- In the UK, if we want to do better than this (and I hope we do) we may also need to find a way to provide additional reassurance to people who want or need to trust that people cycling are going to wait for them to cross. We do not currently have appropriate tools available for this job – ordinary traffic signals (traffic lights) cause more problems than they solve, zebra crossing markings generally aren’t really obvious enough on their own (because tracks are narrow), and most pedestrians won’t bother crossing at those points, making for a confusing environment. I consider that it may well be both possible, and necessary, to design a simple new type of signal which can be activated by people needing to indicate clearly to people approaching on a bicycle that they need people to stop to let them across.

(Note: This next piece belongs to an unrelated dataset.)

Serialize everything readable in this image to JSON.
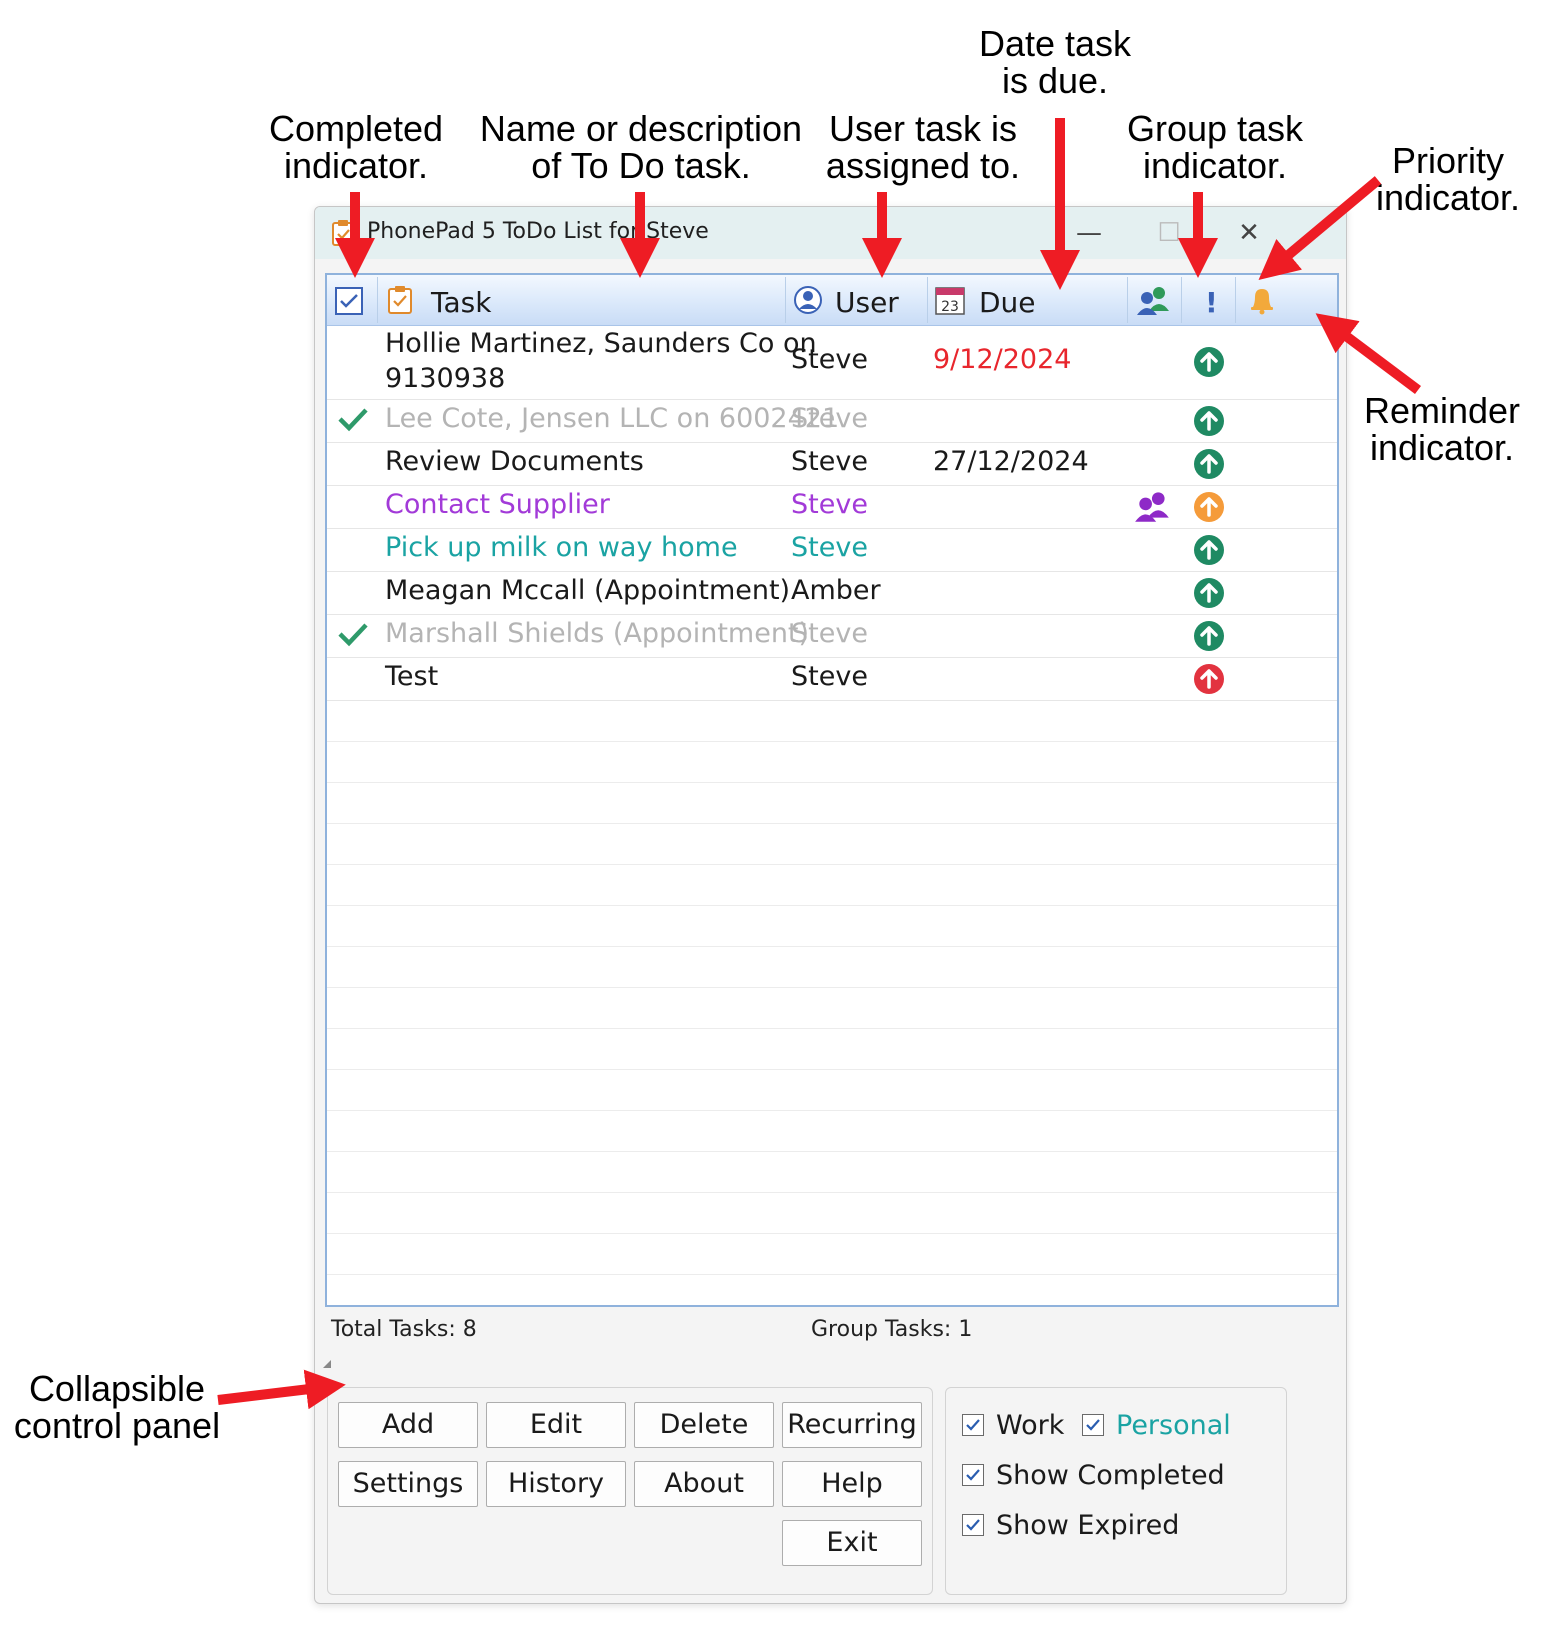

- Design is everything. I see lots of people trying to draw conclusions from studying one bus stop arrangement – trying to use this to draw conclusions about everyone who cycles or all bus stop arrangements. This is ridiculous. The details of design and location make a huge difference. I have experienced bus stops in London where I have seen that people were wanting to cross, but where it wasn’t safe for me to stop because people behind me couldn’t also see this. I’ve seen arrangements were pedestrians must contend with bicycles traveling in both directions, which clearly makes things much more difficult. And worst of all, I’ve encountered arrangements where there were so many hazards for me as I cycled (at a reasonably gentle pace) that I couldn’t pay attention to people wanting to cross at all.
There’s much more to say about these issues – but you’ll need to wait until I have time to write a proper article.
- Read everything – New here? This is a suggested reading order.